"We have a culture in our country that, among many Americans, cherishes personal autonomy and wants to limit intrusion of government and other entities on our personal lives and also wants to encourage free enterprise and the success of business and industry. Some of those forces may act against the ability to achieve optimal health outcomes," said Dr. Steven H. Woolf of Virginia Commonwealth University, who served as chairman for the study panel.
The National Rifle Association did not immediately return calls seeking comment about the report, but in the past gun-rights advocates have fought any suggestion that firearms ownership has public health implications, and they have won cuts in the government's budget for such research.
The researchers reviewed an array of studies over the years. They estimated that homicide and suicide together account for about a quarter of the years of life lost for U.S. men compared to those in those peer countries.
Homicide, they noted, is the second leading cause of death among adolescents and young adults aged 15-24. The large majority of those homicides involve firearms.
The researchers said there is little evidence that violent acts occur more frequently in the United States than elsewhere. It's the lethality of those attacks that stands out.
"One behavior that probably explains the excess lethality of violence and unintentional injuries in the United States is the widespread possession of firearms and the common practice of storing them (often unlocked) at home. The statistics are dramatic," the report said.
For example, the United States has the highest rate of firearm ownership among peer countries — 89 civilian-owned firearms for every 100 Americans, and the U.S. is home to about 35 to 50 percent of the world's civilian-owned firearms, the report noted.
Woolf said that researchers had expected that homicide would be an important factor in explaining the health disadvantage that existed in younger adults in the U.S., particularly among young men.
"The size of the health disadvantage was pretty stunning. The fact that our risk of death from homicide is seven times higher and from shootings 20 times higher is pretty dramatic, but I would add that was probably just as important to us was the extent of the health disadvantage in young Americans that had nothing to do with violent injuries."
Woolf cited the statistics regarding premature babies and the high prevalence of illness among teenagers as equally disturbing as the statistics on guns and violence.
- Created on 10 January 2013
(AP) — Illinois residents are being reminded to check on older family members during this flu season and, if needed, to help get them to clinics or a pharmacy to get a flu shot.
The American Association of Retired Persons cites health officials as listing Illinois as one of 41 states reporting widespread flu activity. The advocacy group also notes Illinois health officials have reported six deaths due to flu-related illness so far this season.
In a Wednesday statement, AARP Illinois State Director Bob Gallo says this year's fast-spreading flu virus presents serious health risks for the elderly. And he encourages older residents to take the time to get vaccinated.
The AARP says that 90 percent of flu-related deaths are of people age 65 and older.
- Created on 03 January 2013
Chatham 14 Theaters will be offering free blood pressure, Hepatitis C and HIV health screenings, as well as screening vouchers for glucose and cholesterol to seniors every first Friday of the month.
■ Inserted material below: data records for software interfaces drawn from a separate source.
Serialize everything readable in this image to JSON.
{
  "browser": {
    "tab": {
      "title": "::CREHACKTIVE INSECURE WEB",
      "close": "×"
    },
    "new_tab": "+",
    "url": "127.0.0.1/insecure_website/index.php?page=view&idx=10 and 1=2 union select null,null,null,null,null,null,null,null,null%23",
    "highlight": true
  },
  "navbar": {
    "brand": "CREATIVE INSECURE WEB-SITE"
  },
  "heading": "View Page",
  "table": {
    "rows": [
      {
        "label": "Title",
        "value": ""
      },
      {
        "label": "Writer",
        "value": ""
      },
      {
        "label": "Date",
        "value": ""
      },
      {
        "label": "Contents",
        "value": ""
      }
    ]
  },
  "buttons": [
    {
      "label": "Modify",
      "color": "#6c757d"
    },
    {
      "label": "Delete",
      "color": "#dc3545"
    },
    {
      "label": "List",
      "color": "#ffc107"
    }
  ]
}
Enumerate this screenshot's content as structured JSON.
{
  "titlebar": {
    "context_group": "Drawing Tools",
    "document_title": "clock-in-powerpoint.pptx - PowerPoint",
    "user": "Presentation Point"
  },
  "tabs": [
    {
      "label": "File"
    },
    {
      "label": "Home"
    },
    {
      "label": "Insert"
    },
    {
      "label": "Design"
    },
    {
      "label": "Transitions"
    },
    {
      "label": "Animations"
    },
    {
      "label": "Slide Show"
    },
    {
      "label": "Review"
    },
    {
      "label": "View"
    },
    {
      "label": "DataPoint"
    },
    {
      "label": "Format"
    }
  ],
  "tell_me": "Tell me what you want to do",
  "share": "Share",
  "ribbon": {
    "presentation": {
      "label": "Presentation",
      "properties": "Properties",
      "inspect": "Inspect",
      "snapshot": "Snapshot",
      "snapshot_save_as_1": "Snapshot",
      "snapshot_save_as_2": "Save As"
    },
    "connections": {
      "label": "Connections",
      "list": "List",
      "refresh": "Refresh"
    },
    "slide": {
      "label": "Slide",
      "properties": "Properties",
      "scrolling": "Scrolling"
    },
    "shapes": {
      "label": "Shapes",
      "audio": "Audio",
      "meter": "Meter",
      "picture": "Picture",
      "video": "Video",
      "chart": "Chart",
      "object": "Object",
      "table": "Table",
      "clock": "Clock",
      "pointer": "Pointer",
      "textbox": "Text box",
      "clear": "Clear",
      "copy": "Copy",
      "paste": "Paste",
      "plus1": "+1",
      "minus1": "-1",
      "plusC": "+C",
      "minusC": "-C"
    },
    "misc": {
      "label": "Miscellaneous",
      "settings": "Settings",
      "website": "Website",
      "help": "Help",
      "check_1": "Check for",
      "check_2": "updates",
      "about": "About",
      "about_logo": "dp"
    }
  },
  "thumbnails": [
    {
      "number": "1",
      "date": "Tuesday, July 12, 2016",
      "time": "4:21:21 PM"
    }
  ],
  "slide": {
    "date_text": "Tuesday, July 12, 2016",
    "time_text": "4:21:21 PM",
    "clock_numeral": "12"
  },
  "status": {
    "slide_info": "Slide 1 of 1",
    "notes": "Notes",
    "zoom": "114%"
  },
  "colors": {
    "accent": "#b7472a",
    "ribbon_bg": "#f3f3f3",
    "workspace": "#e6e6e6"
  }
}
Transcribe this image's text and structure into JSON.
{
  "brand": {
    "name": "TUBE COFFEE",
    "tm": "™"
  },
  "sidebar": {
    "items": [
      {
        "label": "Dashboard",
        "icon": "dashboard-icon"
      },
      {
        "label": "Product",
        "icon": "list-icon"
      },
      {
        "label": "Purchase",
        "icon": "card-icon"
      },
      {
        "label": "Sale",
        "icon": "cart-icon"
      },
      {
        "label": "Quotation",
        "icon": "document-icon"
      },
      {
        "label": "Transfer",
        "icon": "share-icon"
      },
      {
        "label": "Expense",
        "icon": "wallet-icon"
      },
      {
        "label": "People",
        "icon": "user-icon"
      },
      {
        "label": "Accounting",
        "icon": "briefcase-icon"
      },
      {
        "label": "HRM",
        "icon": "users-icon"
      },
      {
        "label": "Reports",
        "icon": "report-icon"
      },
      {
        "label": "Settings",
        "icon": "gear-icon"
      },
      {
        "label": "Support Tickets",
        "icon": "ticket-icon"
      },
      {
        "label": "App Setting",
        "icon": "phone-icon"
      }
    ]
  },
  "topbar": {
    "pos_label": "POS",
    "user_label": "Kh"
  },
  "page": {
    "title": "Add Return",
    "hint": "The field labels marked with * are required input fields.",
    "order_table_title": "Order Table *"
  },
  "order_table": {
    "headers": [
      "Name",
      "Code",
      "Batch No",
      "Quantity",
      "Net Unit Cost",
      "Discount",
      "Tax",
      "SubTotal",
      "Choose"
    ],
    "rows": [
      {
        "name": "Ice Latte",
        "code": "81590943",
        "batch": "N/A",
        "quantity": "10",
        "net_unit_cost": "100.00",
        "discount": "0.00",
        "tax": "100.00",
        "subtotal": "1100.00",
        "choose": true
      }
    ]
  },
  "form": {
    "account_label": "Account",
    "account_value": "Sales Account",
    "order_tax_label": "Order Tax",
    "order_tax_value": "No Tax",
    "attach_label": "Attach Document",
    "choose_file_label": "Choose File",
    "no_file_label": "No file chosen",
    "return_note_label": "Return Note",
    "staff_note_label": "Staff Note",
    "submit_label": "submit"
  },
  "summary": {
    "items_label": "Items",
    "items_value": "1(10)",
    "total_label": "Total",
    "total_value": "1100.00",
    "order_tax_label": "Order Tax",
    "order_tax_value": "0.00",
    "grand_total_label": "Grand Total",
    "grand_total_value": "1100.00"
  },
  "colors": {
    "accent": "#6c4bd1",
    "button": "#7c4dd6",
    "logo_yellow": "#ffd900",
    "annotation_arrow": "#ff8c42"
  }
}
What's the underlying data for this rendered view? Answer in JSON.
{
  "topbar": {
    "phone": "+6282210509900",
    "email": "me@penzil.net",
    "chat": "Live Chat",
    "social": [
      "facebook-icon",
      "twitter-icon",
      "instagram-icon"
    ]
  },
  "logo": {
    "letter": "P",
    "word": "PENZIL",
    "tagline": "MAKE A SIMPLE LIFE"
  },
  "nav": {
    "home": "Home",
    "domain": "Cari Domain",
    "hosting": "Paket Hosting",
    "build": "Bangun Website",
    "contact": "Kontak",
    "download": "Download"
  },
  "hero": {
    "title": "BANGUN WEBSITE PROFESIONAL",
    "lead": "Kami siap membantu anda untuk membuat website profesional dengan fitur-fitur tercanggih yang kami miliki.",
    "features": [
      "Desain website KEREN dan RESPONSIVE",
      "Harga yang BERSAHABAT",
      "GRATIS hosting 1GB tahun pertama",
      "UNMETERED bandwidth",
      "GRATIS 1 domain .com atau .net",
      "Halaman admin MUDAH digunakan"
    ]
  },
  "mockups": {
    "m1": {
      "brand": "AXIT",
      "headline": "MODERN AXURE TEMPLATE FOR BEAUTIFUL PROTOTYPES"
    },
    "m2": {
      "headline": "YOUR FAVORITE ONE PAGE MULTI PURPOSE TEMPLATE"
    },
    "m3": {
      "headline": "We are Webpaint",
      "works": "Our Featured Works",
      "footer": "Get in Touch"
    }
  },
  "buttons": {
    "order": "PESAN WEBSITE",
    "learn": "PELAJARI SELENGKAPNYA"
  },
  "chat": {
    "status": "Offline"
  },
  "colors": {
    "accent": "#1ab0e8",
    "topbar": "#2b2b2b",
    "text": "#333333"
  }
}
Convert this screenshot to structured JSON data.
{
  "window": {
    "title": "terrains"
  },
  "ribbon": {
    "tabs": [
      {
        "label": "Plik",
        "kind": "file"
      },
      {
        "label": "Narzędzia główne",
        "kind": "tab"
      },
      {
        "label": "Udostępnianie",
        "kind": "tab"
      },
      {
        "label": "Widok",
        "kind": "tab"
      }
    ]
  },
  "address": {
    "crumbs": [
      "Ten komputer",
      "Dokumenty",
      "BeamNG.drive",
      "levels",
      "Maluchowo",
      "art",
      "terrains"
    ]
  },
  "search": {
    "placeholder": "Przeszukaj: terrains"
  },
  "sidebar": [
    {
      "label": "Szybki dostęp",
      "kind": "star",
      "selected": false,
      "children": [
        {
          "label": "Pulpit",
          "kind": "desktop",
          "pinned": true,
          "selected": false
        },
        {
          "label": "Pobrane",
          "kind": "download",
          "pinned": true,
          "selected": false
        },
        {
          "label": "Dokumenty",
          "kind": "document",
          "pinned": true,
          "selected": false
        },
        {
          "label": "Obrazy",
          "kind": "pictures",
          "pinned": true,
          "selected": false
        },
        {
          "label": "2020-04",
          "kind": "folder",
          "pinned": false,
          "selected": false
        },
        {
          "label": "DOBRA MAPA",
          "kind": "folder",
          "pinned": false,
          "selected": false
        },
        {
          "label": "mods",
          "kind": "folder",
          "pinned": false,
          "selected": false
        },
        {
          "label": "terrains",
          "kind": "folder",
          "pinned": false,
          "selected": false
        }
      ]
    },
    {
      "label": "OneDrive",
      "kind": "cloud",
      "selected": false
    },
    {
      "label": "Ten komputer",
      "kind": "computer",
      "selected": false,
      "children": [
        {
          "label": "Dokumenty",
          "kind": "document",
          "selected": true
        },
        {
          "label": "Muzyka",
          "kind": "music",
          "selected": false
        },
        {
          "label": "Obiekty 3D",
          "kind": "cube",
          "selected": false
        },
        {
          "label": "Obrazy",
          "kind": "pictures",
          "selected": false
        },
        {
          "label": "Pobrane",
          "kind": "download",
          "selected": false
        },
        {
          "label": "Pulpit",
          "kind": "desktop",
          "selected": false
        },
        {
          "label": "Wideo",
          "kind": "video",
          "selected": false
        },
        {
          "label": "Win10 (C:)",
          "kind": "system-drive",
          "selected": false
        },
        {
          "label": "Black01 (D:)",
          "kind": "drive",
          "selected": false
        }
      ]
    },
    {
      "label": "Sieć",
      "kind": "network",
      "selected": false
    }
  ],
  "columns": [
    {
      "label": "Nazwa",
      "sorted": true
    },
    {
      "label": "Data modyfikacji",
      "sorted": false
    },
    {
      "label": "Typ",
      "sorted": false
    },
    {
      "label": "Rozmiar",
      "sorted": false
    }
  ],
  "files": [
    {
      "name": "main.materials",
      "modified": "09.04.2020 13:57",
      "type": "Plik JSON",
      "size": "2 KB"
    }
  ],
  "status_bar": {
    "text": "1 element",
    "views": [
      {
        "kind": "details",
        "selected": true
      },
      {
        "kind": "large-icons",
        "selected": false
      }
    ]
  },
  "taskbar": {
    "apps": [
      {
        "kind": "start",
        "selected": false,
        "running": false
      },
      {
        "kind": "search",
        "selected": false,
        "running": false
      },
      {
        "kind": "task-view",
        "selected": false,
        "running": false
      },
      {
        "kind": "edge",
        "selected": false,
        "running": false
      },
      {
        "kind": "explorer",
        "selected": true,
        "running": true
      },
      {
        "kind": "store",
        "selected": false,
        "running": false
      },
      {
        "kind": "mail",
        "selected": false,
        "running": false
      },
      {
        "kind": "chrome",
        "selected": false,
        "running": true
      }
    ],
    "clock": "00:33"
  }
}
The very first screening will be held from 12:00 p.m. to 3:00 p.m. on Friday, January 4, 2013.
Have questions about your medications? Ask the Walgreens pharmacist that will be on site to answer any pharmaceutical questions you may have.
All seniors are welcome.
Chatham 14 Theaters is located at 210 West 87th Street, Chicago, IL 60620 in the Chatham Ridge Mall. For more information call (773) 783-8711.